The heavens opened, and the clouds burst.
On Wednesday night, the gods did their best to stop Manchester United's procession into the semi-finals of the Capital One Cup against Sunderland and possibly setting up a mouthwatering Manchester derby in the final at Wembley.
In a 2-0 victory that was halted briefly in the first half due to a hailstorm, United's rotated team handled any threat Stoke could muster and progressed in a comfortable fashion.
On a successful and interesting night for the Red Devils, here are six things that we learned from the match.
It is amazing to think he was once one of South America's hottest young prospects.
Tonight we saw the Anderson who resides in his leafy Cheshire residence, counting his collection of Ferrari supercars and remembering when he used to be a footballer with potent potential.
It is right and proper that David Moyes should give the full squad the opportunity to impress, but Anderson's decline began a long time before the managerial exit of Sir Alex Ferguson.
On Wednesday night, the former Brazilian international offered very little.
In his previous four matches this season, the player had only won 42 percent of his duels and created just four opportunities for others, per Squawka.com, showing he is neither overtly defensive nor offensive as a professional in 2013.
Surely his career at Manchester United is now over?
The outpouring of emotion was clear to see. It might have only been a League Cup tie on a wet night in Staffordshire, but the reaction after his powerful opening goal on Wednesday night showed just what it meant to Ashley Young.
Young showed glimpses of form, especially after his goal, and gave David Moyes something positive to think about.
The England international took his opportunity wonderfully from outside the box and earned himself a yellow card after a dramatic celebration, as he jumped the advertising hoardings to revel with the United away supporters.
United need Young to improve so he can take some of the weight off the shoulders of Adnan Januzaj, and in this game he proved he has his uses.
This goal could be the start of something good for the winger.
The continued absence of Michael Carrick will soon be a thing of the past, as the Manchester United midfielder returns after his recent injury.
However, in his absence the mighty Phil Jones has done a solid job.
Jones restricted Stoke any room through the middle, protecting his centre-backs and allowing his fellow midfielders to play with more freedom.
There is little doubt that Jones wants to be a centre-back but in this time of transition for United, it is essential that he plays in a more advanced position, where his natural strength and courage can be fully utilized.
If we can assume that Marouane Fellaini will take time to settle at his new club, then Jones' value to Moyes will be incalculable.

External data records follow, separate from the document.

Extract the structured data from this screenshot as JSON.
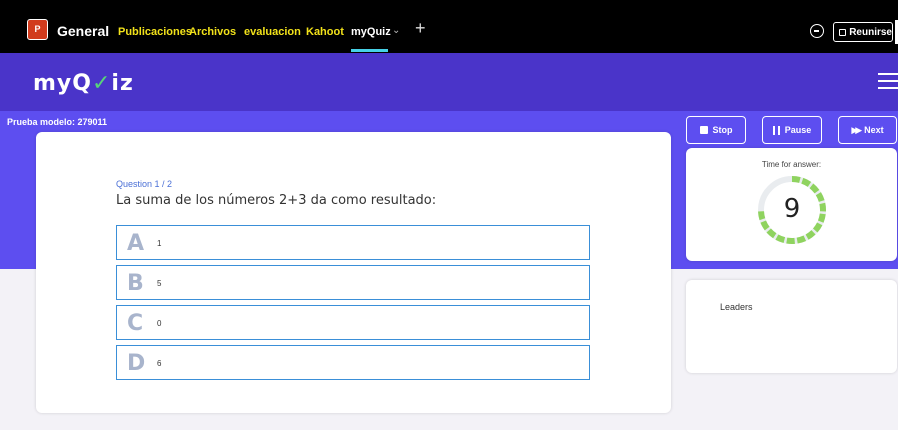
{
  "topbar": {
    "app_icon_letter": "P",
    "channel_name": "General",
    "tabs": [
      {
        "label": "Publicaciones",
        "active": false
      },
      {
        "label": "Archivos",
        "active": false
      },
      {
        "label": "evaluacion",
        "active": false
      },
      {
        "label": "Kahoot",
        "active": false
      },
      {
        "label": "myQuiz",
        "active": true
      }
    ],
    "add_tab_label": "+",
    "meet_label": "Reunirse",
    "icons": [
      "chat-icon",
      "camera-icon",
      "chevron-down-icon",
      "plus-icon"
    ]
  },
  "header": {
    "logo_prefix": "my",
    "logo_q": "Q",
    "logo_check": "✓",
    "logo_suffix": "iz",
    "menu_icon": "hamburger-icon"
  },
  "quiz": {
    "model_label": "Prueba modelo: 279011",
    "question_counter": "Question 1 / 2",
    "question_text": "La suma de los números 2+3 da como resultado:",
    "answers": [
      {
        "letter": "A",
        "text": "1"
      },
      {
        "letter": "B",
        "text": "5"
      },
      {
        "letter": "C",
        "text": "0"
      },
      {
        "letter": "D",
        "text": "6"
      }
    ]
  },
  "controls": {
    "stop_label": "Stop",
    "pause_label": "Pause",
    "next_label": "Next"
  },
  "timer": {
    "label": "Time for answer:",
    "value": "9",
    "remaining_fraction": 0.75
  },
  "leaders": {
    "title": "Leaders"
  },
  "colors": {
    "accent": "#5d4ef0",
    "header": "#4a34c9",
    "tab_highlight": "#f2e21a",
    "timer_green": "#8fd35f",
    "answer_border": "#3a8fd8"
  }
}
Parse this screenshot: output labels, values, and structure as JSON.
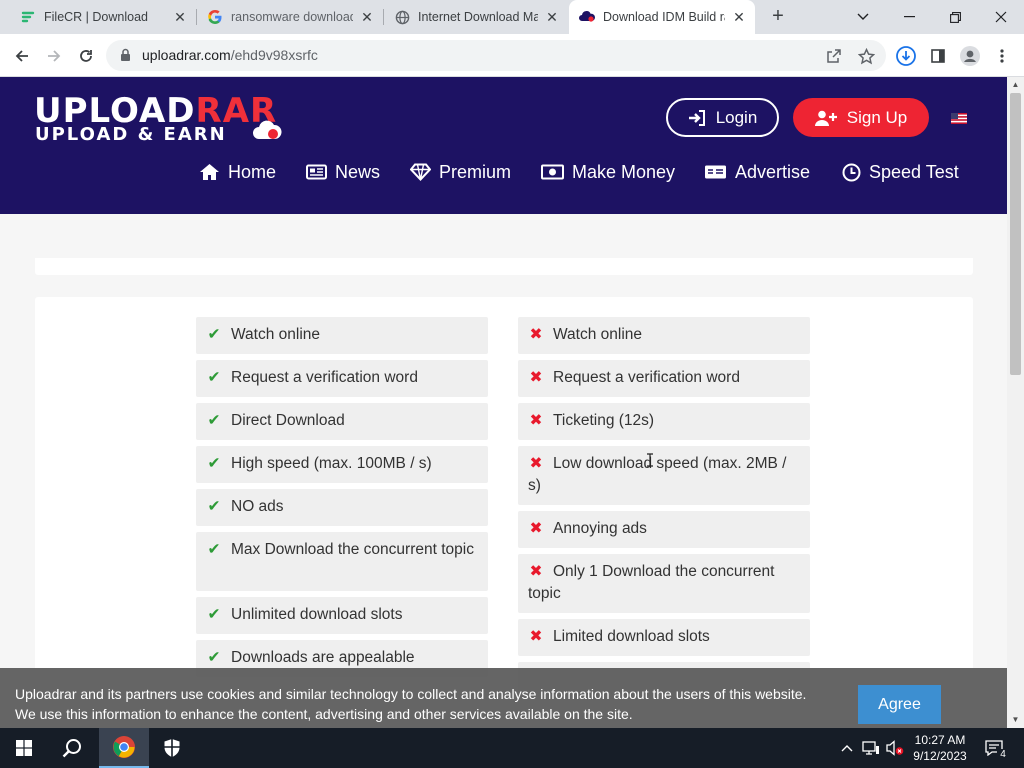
{
  "tabs": [
    {
      "title": "FileCR | Download",
      "favicon": "filecr-icon"
    },
    {
      "title": "ransomware download",
      "favicon": "google-icon"
    },
    {
      "title": "Internet Download Ma",
      "favicon": "globe-icon"
    },
    {
      "title": "Download IDM Build ra",
      "favicon": "uploadrar-icon",
      "active": true
    }
  ],
  "address_bar": {
    "domain": "uploadrar.com",
    "path": "/ehd9v98xsrfc"
  },
  "site": {
    "logo_top_white": "UPLOAD",
    "logo_top_red": "RAR",
    "logo_bottom": "UPLOAD & EARN",
    "login_label": "Login",
    "signup_label": "Sign Up",
    "nav": {
      "home": "Home",
      "news": "News",
      "premium": "Premium",
      "make_money": "Make Money",
      "advertise": "Advertise",
      "speed_test": "Speed Test"
    }
  },
  "premium_features": [
    "Watch online",
    "Request a verification word",
    "Direct Download",
    "High speed (max. 100MB / s)",
    "NO ads",
    "Max Download the concurrent topic",
    "Unlimited download slots",
    "Downloads are appealable"
  ],
  "free_features": [
    "Watch online",
    "Request a verification word",
    "Ticketing (12s)",
    "Low download speed (max. 2MB / s)",
    "Annoying ads",
    "Only 1 Download the concurrent topic",
    "Limited download slots"
  ],
  "cookie": {
    "line1": "Uploadrar and its partners use cookies and similar technology to collect and analyse information about the users of this website.",
    "line2": "We use this information to enhance the content, advertising and other services available on the site.",
    "agree_label": "Agree"
  },
  "taskbar": {
    "time": "10:27 AM",
    "date": "9/12/2023",
    "notifications": "4"
  },
  "colors": {
    "header_bg": "#1d1263",
    "accent_red": "#ee2433",
    "check_green": "#2e9b37",
    "cross_red": "#e8192c",
    "agree_blue": "#3d8fd1"
  }
}
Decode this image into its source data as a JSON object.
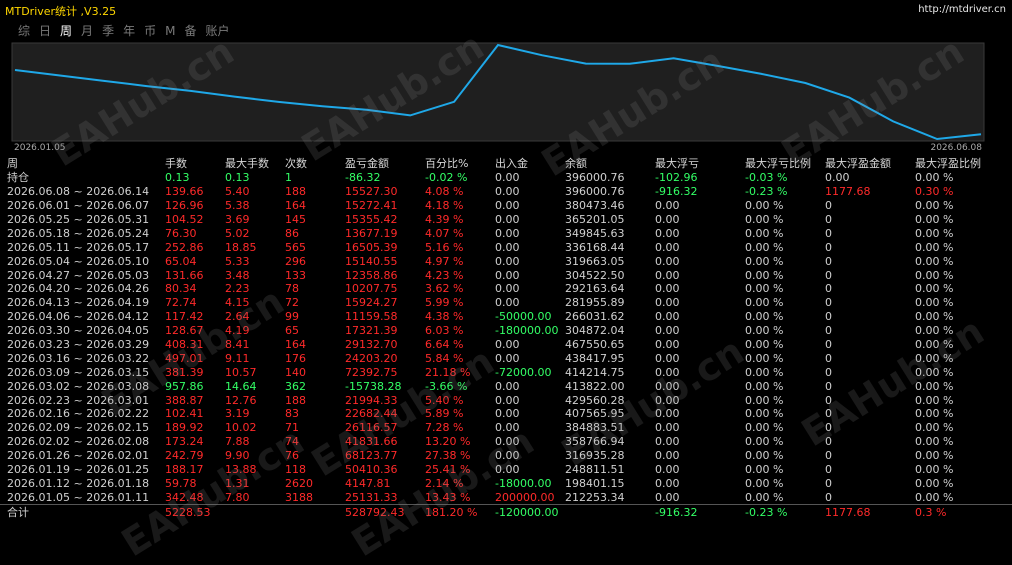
{
  "window": {
    "title": "MTDriver统计 ,V3.25",
    "url": "http://mtdriver.cn"
  },
  "tabs": [
    {
      "label": "综",
      "active": false
    },
    {
      "label": "日",
      "active": false
    },
    {
      "label": "周",
      "active": true
    },
    {
      "label": "月",
      "active": false
    },
    {
      "label": "季",
      "active": false
    },
    {
      "label": "年",
      "active": false
    },
    {
      "label": "币",
      "active": false
    },
    {
      "label": "M",
      "active": false
    },
    {
      "label": "备",
      "active": false
    },
    {
      "label": "账户",
      "active": false
    }
  ],
  "watermark": "EAHub.cn",
  "colors": {
    "title": "#ffd700",
    "line": "#1fa8e8",
    "positive": "#ff2a2a",
    "negative": "#33ff66",
    "neutral": "#d0d0d0"
  },
  "chart_data": {
    "type": "line",
    "x_start_label": "2026.01.05",
    "x_end_label": "2026.06.08",
    "series": [
      {
        "values": [
          212253,
          198401,
          248811,
          316935,
          358766,
          384883,
          407565,
          429560,
          413822,
          414214,
          438417,
          467550,
          304872,
          266031,
          281955,
          292163,
          304522,
          319663,
          336168,
          349845,
          365201,
          380473,
          396000
        ]
      }
    ],
    "grid": true
  },
  "columns": [
    "周",
    "手数",
    "最大手数",
    "次数",
    "盈亏金额",
    "百分比%",
    "出入金",
    "余额",
    "最大浮亏",
    "最大浮亏比例",
    "最大浮盈金额",
    "最大浮盈比例"
  ],
  "rows": [
    {
      "cells": [
        "持仓",
        "0.13",
        "0.13",
        "1",
        "-86.32",
        "-0.02 %",
        "0.00",
        "396000.76",
        "-102.96",
        "-0.03 %",
        "0.00",
        "0.00 %"
      ],
      "c": [
        "w",
        "g",
        "g",
        "g",
        "g",
        "g",
        "w",
        "w",
        "g",
        "g",
        "w",
        "w"
      ]
    },
    {
      "cells": [
        "2026.06.08 ~ 2026.06.14",
        "139.66",
        "5.40",
        "188",
        "15527.30",
        "4.08 %",
        "0.00",
        "396000.76",
        "-916.32",
        "-0.23 %",
        "1177.68",
        "0.30 %"
      ],
      "c": [
        "w",
        "r",
        "r",
        "r",
        "r",
        "r",
        "w",
        "w",
        "g",
        "g",
        "r",
        "r"
      ]
    },
    {
      "cells": [
        "2026.06.01 ~ 2026.06.07",
        "126.96",
        "5.38",
        "164",
        "15272.41",
        "4.18 %",
        "0.00",
        "380473.46",
        "0.00",
        "0.00 %",
        "0",
        "0.00 %"
      ],
      "c": [
        "w",
        "r",
        "r",
        "r",
        "r",
        "r",
        "w",
        "w",
        "w",
        "w",
        "w",
        "w"
      ]
    },
    {
      "cells": [
        "2026.05.25 ~ 2026.05.31",
        "104.52",
        "3.69",
        "145",
        "15355.42",
        "4.39 %",
        "0.00",
        "365201.05",
        "0.00",
        "0.00 %",
        "0",
        "0.00 %"
      ],
      "c": [
        "w",
        "r",
        "r",
        "r",
        "r",
        "r",
        "w",
        "w",
        "w",
        "w",
        "w",
        "w"
      ]
    },
    {
      "cells": [
        "2026.05.18 ~ 2026.05.24",
        "76.30",
        "5.02",
        "86",
        "13677.19",
        "4.07 %",
        "0.00",
        "349845.63",
        "0.00",
        "0.00 %",
        "0",
        "0.00 %"
      ],
      "c": [
        "w",
        "r",
        "r",
        "r",
        "r",
        "r",
        "w",
        "w",
        "w",
        "w",
        "w",
        "w"
      ]
    },
    {
      "cells": [
        "2026.05.11 ~ 2026.05.17",
        "252.86",
        "18.85",
        "565",
        "16505.39",
        "5.16 %",
        "0.00",
        "336168.44",
        "0.00",
        "0.00 %",
        "0",
        "0.00 %"
      ],
      "c": [
        "w",
        "r",
        "r",
        "r",
        "r",
        "r",
        "w",
        "w",
        "w",
        "w",
        "w",
        "w"
      ]
    },
    {
      "cells": [
        "2026.05.04 ~ 2026.05.10",
        "65.04",
        "5.33",
        "296",
        "15140.55",
        "4.97 %",
        "0.00",
        "319663.05",
        "0.00",
        "0.00 %",
        "0",
        "0.00 %"
      ],
      "c": [
        "w",
        "r",
        "r",
        "r",
        "r",
        "r",
        "w",
        "w",
        "w",
        "w",
        "w",
        "w"
      ]
    },
    {
      "cells": [
        "2026.04.27 ~ 2026.05.03",
        "131.66",
        "3.48",
        "133",
        "12358.86",
        "4.23 %",
        "0.00",
        "304522.50",
        "0.00",
        "0.00 %",
        "0",
        "0.00 %"
      ],
      "c": [
        "w",
        "r",
        "r",
        "r",
        "r",
        "r",
        "w",
        "w",
        "w",
        "w",
        "w",
        "w"
      ]
    },
    {
      "cells": [
        "2026.04.20 ~ 2026.04.26",
        "80.34",
        "2.23",
        "78",
        "10207.75",
        "3.62 %",
        "0.00",
        "292163.64",
        "0.00",
        "0.00 %",
        "0",
        "0.00 %"
      ],
      "c": [
        "w",
        "r",
        "r",
        "r",
        "r",
        "r",
        "w",
        "w",
        "w",
        "w",
        "w",
        "w"
      ]
    },
    {
      "cells": [
        "2026.04.13 ~ 2026.04.19",
        "72.74",
        "4.15",
        "72",
        "15924.27",
        "5.99 %",
        "0.00",
        "281955.89",
        "0.00",
        "0.00 %",
        "0",
        "0.00 %"
      ],
      "c": [
        "w",
        "r",
        "r",
        "r",
        "r",
        "r",
        "w",
        "w",
        "w",
        "w",
        "w",
        "w"
      ]
    },
    {
      "cells": [
        "2026.04.06 ~ 2026.04.12",
        "117.42",
        "2.64",
        "99",
        "11159.58",
        "4.38 %",
        "-50000.00",
        "266031.62",
        "0.00",
        "0.00 %",
        "0",
        "0.00 %"
      ],
      "c": [
        "w",
        "r",
        "r",
        "r",
        "r",
        "r",
        "g",
        "w",
        "w",
        "w",
        "w",
        "w"
      ]
    },
    {
      "cells": [
        "2026.03.30 ~ 2026.04.05",
        "128.67",
        "4.19",
        "65",
        "17321.39",
        "6.03 %",
        "-180000.00",
        "304872.04",
        "0.00",
        "0.00 %",
        "0",
        "0.00 %"
      ],
      "c": [
        "w",
        "r",
        "r",
        "r",
        "r",
        "r",
        "g",
        "w",
        "w",
        "w",
        "w",
        "w"
      ]
    },
    {
      "cells": [
        "2026.03.23 ~ 2026.03.29",
        "408.31",
        "8.41",
        "164",
        "29132.70",
        "6.64 %",
        "0.00",
        "467550.65",
        "0.00",
        "0.00 %",
        "0",
        "0.00 %"
      ],
      "c": [
        "w",
        "r",
        "r",
        "r",
        "r",
        "r",
        "w",
        "w",
        "w",
        "w",
        "w",
        "w"
      ]
    },
    {
      "cells": [
        "2026.03.16 ~ 2026.03.22",
        "497.01",
        "9.11",
        "176",
        "24203.20",
        "5.84 %",
        "0.00",
        "438417.95",
        "0.00",
        "0.00 %",
        "0",
        "0.00 %"
      ],
      "c": [
        "w",
        "r",
        "r",
        "r",
        "r",
        "r",
        "w",
        "w",
        "w",
        "w",
        "w",
        "w"
      ]
    },
    {
      "cells": [
        "2026.03.09 ~ 2026.03.15",
        "381.39",
        "10.57",
        "140",
        "72392.75",
        "21.18 %",
        "-72000.00",
        "414214.75",
        "0.00",
        "0.00 %",
        "0",
        "0.00 %"
      ],
      "c": [
        "w",
        "r",
        "r",
        "r",
        "r",
        "r",
        "g",
        "w",
        "w",
        "w",
        "w",
        "w"
      ]
    },
    {
      "cells": [
        "2026.03.02 ~ 2026.03.08",
        "957.86",
        "14.64",
        "362",
        "-15738.28",
        "-3.66 %",
        "0.00",
        "413822.00",
        "0.00",
        "0.00 %",
        "0",
        "0.00 %"
      ],
      "c": [
        "w",
        "g",
        "g",
        "g",
        "g",
        "g",
        "w",
        "w",
        "w",
        "w",
        "w",
        "w"
      ]
    },
    {
      "cells": [
        "2026.02.23 ~ 2026.03.01",
        "388.87",
        "12.76",
        "188",
        "21994.33",
        "5.40 %",
        "0.00",
        "429560.28",
        "0.00",
        "0.00 %",
        "0",
        "0.00 %"
      ],
      "c": [
        "w",
        "r",
        "r",
        "r",
        "r",
        "r",
        "w",
        "w",
        "w",
        "w",
        "w",
        "w"
      ]
    },
    {
      "cells": [
        "2026.02.16 ~ 2026.02.22",
        "102.41",
        "3.19",
        "83",
        "22682.44",
        "5.89 %",
        "0.00",
        "407565.95",
        "0.00",
        "0.00 %",
        "0",
        "0.00 %"
      ],
      "c": [
        "w",
        "r",
        "r",
        "r",
        "r",
        "r",
        "w",
        "w",
        "w",
        "w",
        "w",
        "w"
      ]
    },
    {
      "cells": [
        "2026.02.09 ~ 2026.02.15",
        "189.92",
        "10.02",
        "71",
        "26116.57",
        "7.28 %",
        "0.00",
        "384883.51",
        "0.00",
        "0.00 %",
        "0",
        "0.00 %"
      ],
      "c": [
        "w",
        "r",
        "r",
        "r",
        "r",
        "r",
        "w",
        "w",
        "w",
        "w",
        "w",
        "w"
      ]
    },
    {
      "cells": [
        "2026.02.02 ~ 2026.02.08",
        "173.24",
        "7.88",
        "74",
        "41831.66",
        "13.20 %",
        "0.00",
        "358766.94",
        "0.00",
        "0.00 %",
        "0",
        "0.00 %"
      ],
      "c": [
        "w",
        "r",
        "r",
        "r",
        "r",
        "r",
        "w",
        "w",
        "w",
        "w",
        "w",
        "w"
      ]
    },
    {
      "cells": [
        "2026.01.26 ~ 2026.02.01",
        "242.79",
        "9.90",
        "76",
        "68123.77",
        "27.38 %",
        "0.00",
        "316935.28",
        "0.00",
        "0.00 %",
        "0",
        "0.00 %"
      ],
      "c": [
        "w",
        "r",
        "r",
        "r",
        "r",
        "r",
        "w",
        "w",
        "w",
        "w",
        "w",
        "w"
      ]
    },
    {
      "cells": [
        "2026.01.19 ~ 2026.01.25",
        "188.17",
        "13.88",
        "118",
        "50410.36",
        "25.41 %",
        "0.00",
        "248811.51",
        "0.00",
        "0.00 %",
        "0",
        "0.00 %"
      ],
      "c": [
        "w",
        "r",
        "r",
        "r",
        "r",
        "r",
        "w",
        "w",
        "w",
        "w",
        "w",
        "w"
      ]
    },
    {
      "cells": [
        "2026.01.12 ~ 2026.01.18",
        "59.78",
        "1.31",
        "2620",
        "4147.81",
        "2.14 %",
        "-18000.00",
        "198401.15",
        "0.00",
        "0.00 %",
        "0",
        "0.00 %"
      ],
      "c": [
        "w",
        "r",
        "r",
        "r",
        "r",
        "r",
        "g",
        "w",
        "w",
        "w",
        "w",
        "w"
      ]
    },
    {
      "cells": [
        "2026.01.05 ~ 2026.01.11",
        "342.48",
        "7.80",
        "3188",
        "25131.33",
        "13.43 %",
        "200000.00",
        "212253.34",
        "0.00",
        "0.00 %",
        "0",
        "0.00 %"
      ],
      "c": [
        "w",
        "r",
        "r",
        "r",
        "r",
        "r",
        "r",
        "w",
        "w",
        "w",
        "w",
        "w"
      ]
    }
  ],
  "total": {
    "cells": [
      "合计",
      "5228.53",
      "",
      "",
      "528792.43",
      "181.20 %",
      "-120000.00",
      "",
      "-916.32",
      "-0.23 %",
      "1177.68",
      "0.3 %"
    ],
    "c": [
      "w",
      "r",
      "w",
      "w",
      "r",
      "r",
      "g",
      "w",
      "g",
      "g",
      "r",
      "r"
    ]
  }
}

The No. 7 shirt must have weighed heavily on the shoulders of Antonio Valencia.
Since he has relinquished that sacred number, he has looked like a man freed from his own personal torment.
Valencia continued his improving form on Wednesday night, not allowing the torrential rain to affect his power game and driving the team forward from the right wing.
There are still question marks over Valencia's final ball and delivery, but the fact that he is continually pushing his marker back into the opposition half of the pitch is hugely positive.
Also, with this improvement, Valencia is allowing Rafael to play the way he wants to, giving him room to run into and overlap.
Moyes seems set to continue with tactics that support traditional Man Utd wing-play, and this will guarantee Valencia the game time he needs to continue his progress and earn a new contract with the champions.
A Capital One Cup game is the perfect time to rotate out your senior professionals.
Even Wayne Rooney was given the night off, but David de Gea was not.
It was only a year or so ago that the press was saying that Anders Lindegaard was a viable alternative to the young Spanish shot-stopper.
It appears that ship has sailed.
At 29 years old, you would think that the Danish international would be looking for substantial game time, but if Moyes does not trust him for a cold night in Stoke-on-Trent, then it is more than likely that he will find his way quickly toward the exit at Old Trafford.
The celebrations of the goals by both players and fans said it all.
The League Cup, once a tournament at the bottom of the Man Utd priority list, suddenly means a whole lot more.
All teams in transition need a starting point, and the Capital One Cup may well be David Moyes' headache cure in these stressful early days.
As the Premier League looks like an impossible dream and the Champions League is dominated by the best German team of a generation, United could find their route to silverware through the domestic English cup competitions.
United fans would once snobbishly turn their regal noses up at the League Cup, but this season it may offer this current football team's best opportunity to celebrate a success.
A Manchester final at Wembley—and a subsequent victory—would end up giving David Moyes the keys to the hearts of United fans across the country and kick-start a brave new era.